WORK REQUIRED → Work out the number of lines below containing the word "this" and give nothing besides it.

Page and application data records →
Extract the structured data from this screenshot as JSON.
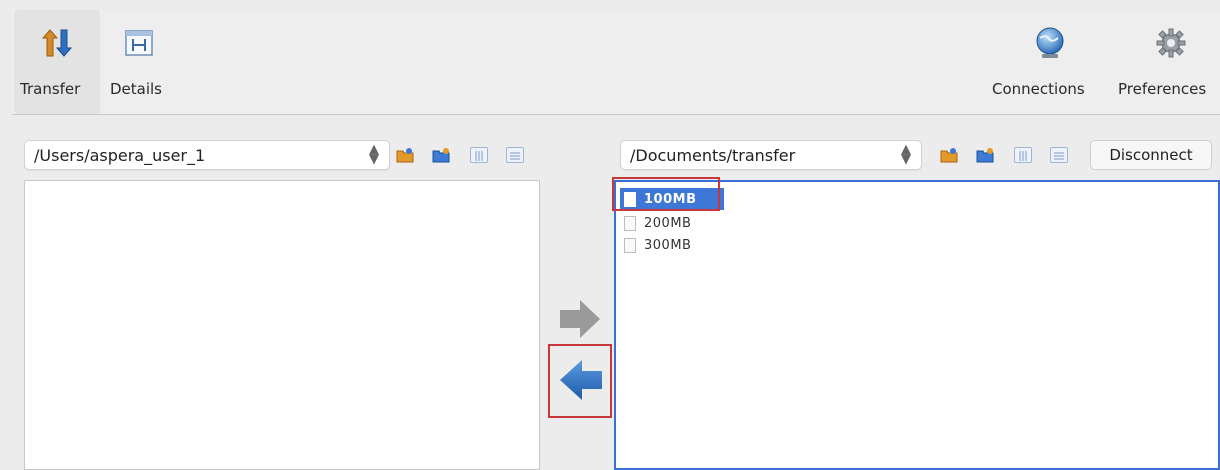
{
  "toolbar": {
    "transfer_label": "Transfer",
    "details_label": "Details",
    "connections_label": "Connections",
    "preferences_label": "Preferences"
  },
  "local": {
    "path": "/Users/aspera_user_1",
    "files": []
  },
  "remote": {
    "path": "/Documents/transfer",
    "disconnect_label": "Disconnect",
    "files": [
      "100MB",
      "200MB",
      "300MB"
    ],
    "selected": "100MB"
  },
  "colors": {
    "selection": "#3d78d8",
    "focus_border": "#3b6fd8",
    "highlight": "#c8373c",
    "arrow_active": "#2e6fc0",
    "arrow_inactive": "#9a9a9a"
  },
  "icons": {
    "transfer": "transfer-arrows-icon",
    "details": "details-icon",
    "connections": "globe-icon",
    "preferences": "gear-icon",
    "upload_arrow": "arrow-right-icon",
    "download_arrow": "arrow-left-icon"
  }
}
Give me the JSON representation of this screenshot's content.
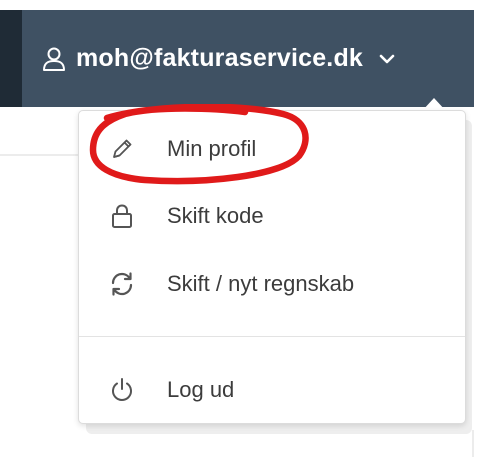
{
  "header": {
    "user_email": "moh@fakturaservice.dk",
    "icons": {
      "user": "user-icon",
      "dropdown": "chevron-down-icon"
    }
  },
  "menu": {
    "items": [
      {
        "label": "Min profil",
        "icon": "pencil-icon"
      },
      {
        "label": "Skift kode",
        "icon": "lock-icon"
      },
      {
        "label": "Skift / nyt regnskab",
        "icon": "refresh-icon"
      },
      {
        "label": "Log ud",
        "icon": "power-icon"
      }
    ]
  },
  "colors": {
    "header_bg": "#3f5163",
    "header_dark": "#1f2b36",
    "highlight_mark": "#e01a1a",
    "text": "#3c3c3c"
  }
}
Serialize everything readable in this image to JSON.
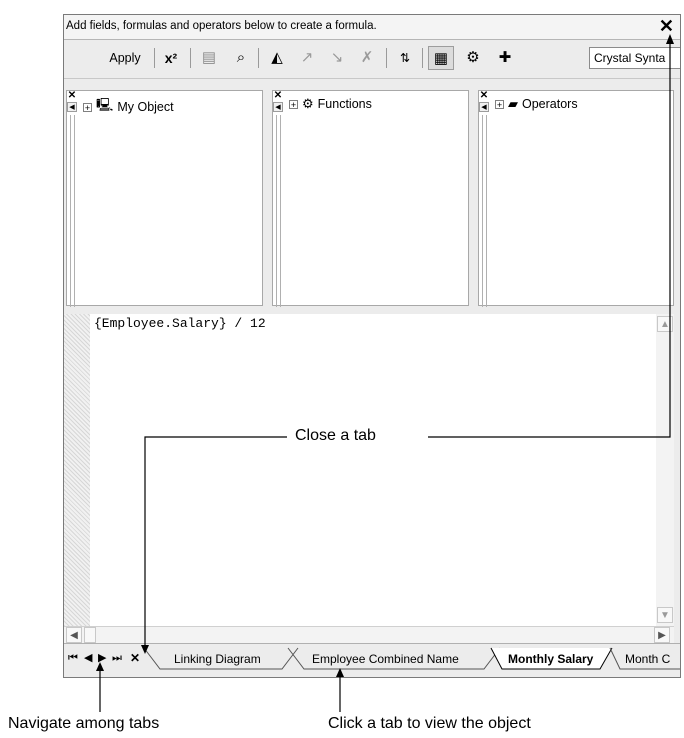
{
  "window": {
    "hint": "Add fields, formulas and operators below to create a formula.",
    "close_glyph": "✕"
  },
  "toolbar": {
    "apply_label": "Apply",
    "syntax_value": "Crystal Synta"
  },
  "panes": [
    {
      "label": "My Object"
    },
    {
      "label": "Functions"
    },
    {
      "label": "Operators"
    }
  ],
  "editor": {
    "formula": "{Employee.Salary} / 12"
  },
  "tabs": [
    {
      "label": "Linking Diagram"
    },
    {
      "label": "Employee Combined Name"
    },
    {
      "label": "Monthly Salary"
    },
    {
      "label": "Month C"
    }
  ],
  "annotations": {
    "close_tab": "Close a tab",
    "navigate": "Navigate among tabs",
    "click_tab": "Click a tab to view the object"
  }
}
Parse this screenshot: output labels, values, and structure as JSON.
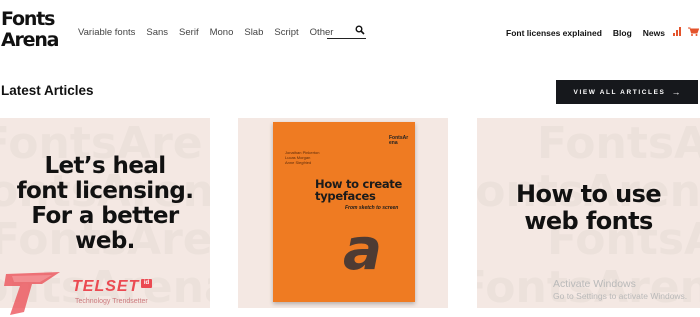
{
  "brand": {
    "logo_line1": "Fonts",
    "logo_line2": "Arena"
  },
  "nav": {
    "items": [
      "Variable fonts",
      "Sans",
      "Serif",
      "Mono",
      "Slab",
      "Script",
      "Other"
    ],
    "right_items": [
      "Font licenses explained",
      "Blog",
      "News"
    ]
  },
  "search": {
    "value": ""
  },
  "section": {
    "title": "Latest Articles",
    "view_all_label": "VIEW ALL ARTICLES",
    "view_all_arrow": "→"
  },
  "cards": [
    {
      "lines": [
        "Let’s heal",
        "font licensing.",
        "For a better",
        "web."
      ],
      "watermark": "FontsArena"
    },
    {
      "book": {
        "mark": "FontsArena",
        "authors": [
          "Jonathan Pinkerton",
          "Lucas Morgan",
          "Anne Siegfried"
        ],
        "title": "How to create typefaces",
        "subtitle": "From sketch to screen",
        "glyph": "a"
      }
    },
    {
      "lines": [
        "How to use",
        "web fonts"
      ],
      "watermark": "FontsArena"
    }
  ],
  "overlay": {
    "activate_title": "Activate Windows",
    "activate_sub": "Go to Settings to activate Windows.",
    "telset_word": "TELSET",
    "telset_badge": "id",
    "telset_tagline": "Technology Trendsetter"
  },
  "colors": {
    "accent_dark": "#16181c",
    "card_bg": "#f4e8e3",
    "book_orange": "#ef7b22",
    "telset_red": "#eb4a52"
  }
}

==

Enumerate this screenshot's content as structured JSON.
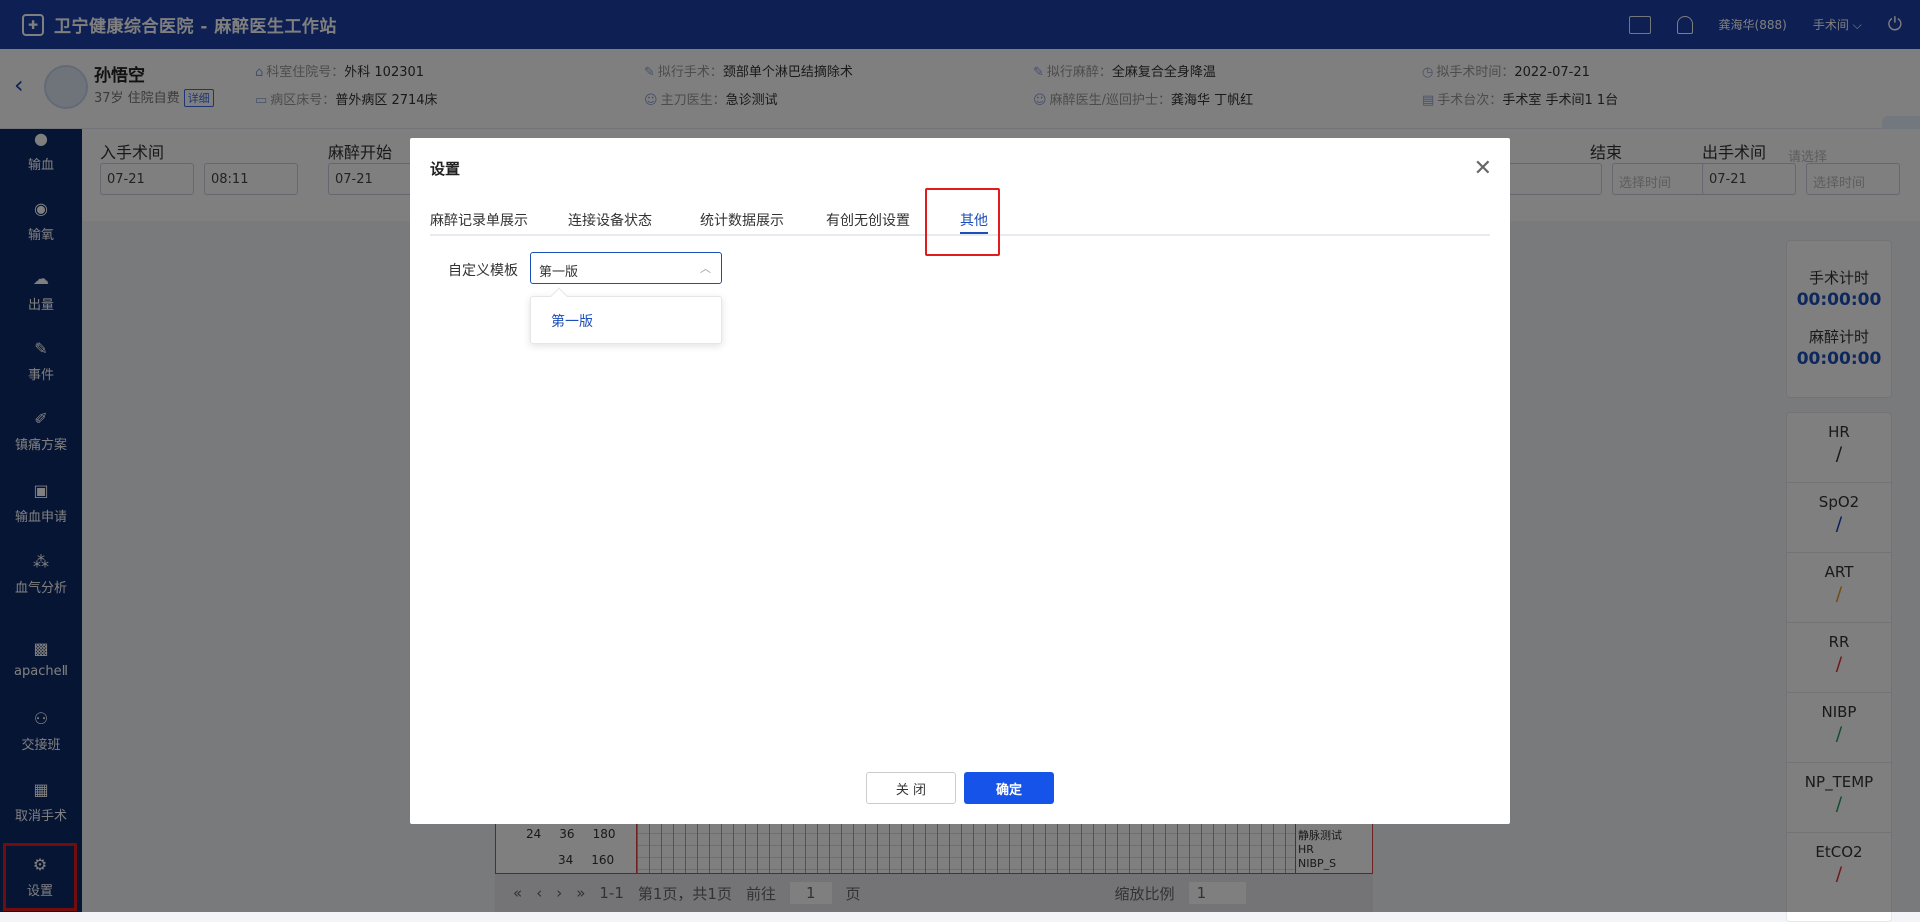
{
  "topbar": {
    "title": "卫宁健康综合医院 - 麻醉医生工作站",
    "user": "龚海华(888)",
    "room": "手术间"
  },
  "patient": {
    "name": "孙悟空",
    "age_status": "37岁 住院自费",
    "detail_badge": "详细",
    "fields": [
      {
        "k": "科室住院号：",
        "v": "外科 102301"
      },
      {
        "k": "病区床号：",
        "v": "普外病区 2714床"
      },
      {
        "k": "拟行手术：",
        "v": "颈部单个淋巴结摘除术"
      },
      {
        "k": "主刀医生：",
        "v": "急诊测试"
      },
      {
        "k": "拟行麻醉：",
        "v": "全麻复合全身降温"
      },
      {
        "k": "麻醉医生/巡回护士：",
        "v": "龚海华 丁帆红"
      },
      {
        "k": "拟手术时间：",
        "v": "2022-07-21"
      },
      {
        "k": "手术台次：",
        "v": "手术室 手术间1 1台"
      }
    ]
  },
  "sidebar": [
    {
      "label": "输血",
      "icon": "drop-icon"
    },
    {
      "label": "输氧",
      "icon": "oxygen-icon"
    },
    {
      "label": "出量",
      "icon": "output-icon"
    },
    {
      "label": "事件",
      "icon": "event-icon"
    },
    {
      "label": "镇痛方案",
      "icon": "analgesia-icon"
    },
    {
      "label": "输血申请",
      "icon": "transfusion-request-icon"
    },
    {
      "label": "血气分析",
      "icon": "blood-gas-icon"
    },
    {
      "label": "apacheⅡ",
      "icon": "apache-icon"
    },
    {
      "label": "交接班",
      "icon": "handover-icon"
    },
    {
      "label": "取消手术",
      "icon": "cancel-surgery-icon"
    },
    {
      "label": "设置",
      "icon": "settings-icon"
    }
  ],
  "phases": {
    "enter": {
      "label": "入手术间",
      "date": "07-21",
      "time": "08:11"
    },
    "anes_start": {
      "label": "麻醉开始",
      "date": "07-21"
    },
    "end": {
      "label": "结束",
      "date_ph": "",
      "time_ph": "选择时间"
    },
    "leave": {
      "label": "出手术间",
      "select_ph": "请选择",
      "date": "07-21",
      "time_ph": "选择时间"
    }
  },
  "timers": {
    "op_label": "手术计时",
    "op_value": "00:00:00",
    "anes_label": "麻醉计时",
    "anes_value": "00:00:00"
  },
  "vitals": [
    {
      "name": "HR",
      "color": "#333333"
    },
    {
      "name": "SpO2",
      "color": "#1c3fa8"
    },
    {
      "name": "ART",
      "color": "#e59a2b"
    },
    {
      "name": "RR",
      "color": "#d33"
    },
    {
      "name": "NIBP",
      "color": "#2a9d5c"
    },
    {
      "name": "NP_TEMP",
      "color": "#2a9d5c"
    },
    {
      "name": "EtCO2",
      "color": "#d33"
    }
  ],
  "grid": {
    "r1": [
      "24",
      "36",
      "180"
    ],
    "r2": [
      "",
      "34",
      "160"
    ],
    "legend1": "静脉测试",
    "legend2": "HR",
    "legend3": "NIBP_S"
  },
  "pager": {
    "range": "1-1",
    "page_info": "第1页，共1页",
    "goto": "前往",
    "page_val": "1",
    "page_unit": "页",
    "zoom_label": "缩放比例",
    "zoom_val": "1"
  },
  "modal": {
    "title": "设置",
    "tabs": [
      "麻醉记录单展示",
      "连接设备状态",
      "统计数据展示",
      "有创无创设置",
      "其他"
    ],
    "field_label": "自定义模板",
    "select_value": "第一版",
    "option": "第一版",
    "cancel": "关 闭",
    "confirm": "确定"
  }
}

RESPONSE → 5